Pluck you, Twitter
and the Facebook you rode in on
Don’t count us among those chirping about Twitter plucking the feathers of congresswoman Marjorie Taylor Green.
As with most Twitter accounts, we rarely would read — much less believe — hers. We don’t willingly subject ourselves to baseless rants of dangerously anti-science conspirators. Banning her means fewer threats to our nation’s physical and financial health. She’ll be less able to scare people into avoiding reasonable and necessary COVID-19 precautions.
The pandemic that grips our nation may not be as deadly as it was, but anti-vaxxer, anti-science, anti-thinking people who wrap themselves in flags while failing to do their patriotic duty to stem its spread continue to exact a tremendous toll.
Although many behave as if COVID were in the past, our pandemic actually is worse than ever. Our nation, our state, and especially our county are seeing record numbers of new cases, easily surpassing peaks from a year ago.
Hospitals are becoming so crowded that people not just with COVID but also with other emergencies have to travel extra distances and put up with life-threatening conditions just so consumers of fake journalism like One America News Network and Epoch Times can act smug in their ignorance.
Like other good Republicans who refuse to have their party held hostage, we’re glad Twitter suspended Taylor Green’s account as it did with Donald J. Trump’s.
But we worry for their future. If social media companies continue to drop accounts that post falsehoods, there may be few accounts left.
Social media — or, as we call them, anti-social media — profit every time a user gets mad, lashes out, or fights back. You can almost hear cash registers going “cha-ching” with each outlandish claim, insult, or deceptive half-truth.

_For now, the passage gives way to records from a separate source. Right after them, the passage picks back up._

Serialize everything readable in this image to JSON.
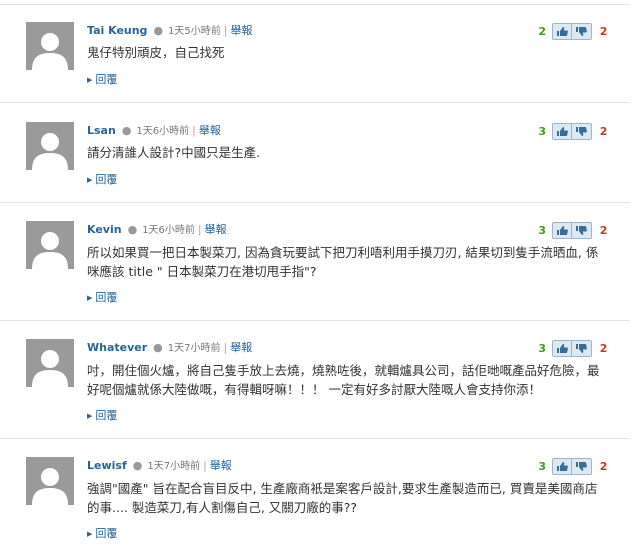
{
  "comments": [
    {
      "author": "Tai Keung",
      "time": "1天5小時前",
      "separator": "|",
      "report": "舉報",
      "text": "鬼仔特別頑皮，自己找死",
      "reply": "回覆",
      "up": "2",
      "down": "2"
    },
    {
      "author": "Lsan",
      "time": "1天6小時前",
      "separator": "|",
      "report": "舉報",
      "text": "請分清誰人設計?中國只是生產.",
      "reply": "回覆",
      "up": "3",
      "down": "2"
    },
    {
      "author": "Kevin",
      "time": "1天6小時前",
      "separator": "|",
      "report": "舉報",
      "text": "所以如果買一把日本製菜刀, 因為貪玩要試下把刀利唔利用手摸刀刃, 結果切到隻手流晒血, 係咪應該 title \" 日本製菜刀在港切甩手指\"?",
      "reply": "回覆",
      "up": "3",
      "down": "2"
    },
    {
      "author": "Whatever",
      "time": "1天7小時前",
      "separator": "|",
      "report": "舉報",
      "text": "吋，開住個火爐，將自己隻手放上去燒，燒熟咗後，就輯爐具公司，話佢哋嘅產品好危險，最好呢個爐就係大陸做嘅，有得輯呀嘛！！！ 一定有好多討厭大陸嘅人會支持你添！",
      "reply": "回覆",
      "up": "3",
      "down": "2"
    },
    {
      "author": "Lewisf",
      "time": "1天7小時前",
      "separator": "|",
      "report": "舉報",
      "text": "強調\"國產\" 旨在配合盲目反中, 生產廠商衹是案客戶設計,要求生產製造而已, 買賣是美國商店的事.... 製造菜刀,有人割傷自己, 又關刀廠的事??",
      "reply": "回覆",
      "up": "3",
      "down": "2"
    }
  ],
  "icons": {
    "avatar": "default-user-avatar",
    "vote_up": "thumbs-up-icon",
    "vote_down": "thumbs-down-icon",
    "reply_arrow": "triangle-right-icon"
  },
  "colors": {
    "link": "#2a6496",
    "up_count": "#4a9a1a",
    "down_count": "#cc3a1a",
    "avatar_bg": "#9a9a9a",
    "separator": "#e4e4e4"
  }
}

One reason they are able to get away with this is that social media, unlike traditional media, have no responsibility for the accuracy of what they convey.
Banning Trump and Taylor Green actually endangers that advantage. Social media long have argued that they exercise no control over what is posted, so they should have no responsibility for it. The more they police their postings, the more they have to stand behind the truth of whatever is posted.
That’s what traditional media like newspapers have to do. Opinions are allowed. Legally speaking, there’s no such thing as a true or false opinion. But when it comes to facts, some are true, some are false, and a lot are halfway in between.
Newspapers can be sued for conveying false facts, even if all they do is quote someone else as saying them. Social media companies cannot. It’s an unfair advantage they secured via massive contributions to politicians.
Whatever the medium, every news outlet occasionally makes a mistake. We certainly make our share. When we publish as many words every two or three weeks as might appear in a typical novel, odds are that at least a few of them are likely to be wrong. Even the Gutenberg Bible had typos in it.
We hate it when it happens. We spend a lot of time, money, and effort trying to prevent it. But eventually something will be wrong, and we dutifully will own up to it as soon as our error is discovered.
Anti-social media does none of this. It’s strange to think that a small newspaper in a small community can afford to hire at least three different people to read everything before it’s printed, but Facebook, Twitter, and other giants can’t afford to hire just one.
Or is it that they don’t want to? The more outlandish the error, the more people will post, and the more advertising the company will sell.
Call us Luddites, despite our having more readers online than in print. But we yearn for the days when people talked to other people instead of shouting at them.
In our increasingly diverse society, communication trends that anti-social media foster will lead to greater challenges than invasion by a foreign power.
Yet far too often, people in authority seem to embrace these technologies and insist on providing information only through them — partly, we think, because they crave the power of completely controlling every aspect of every message.
It’s time we all started logging off and becoming more civil, compassionate, and thinking human beings. Do that and we are better able to battle not only COVID but also the rancor that has prevented our society from achieving its best.
— ERIC MEYER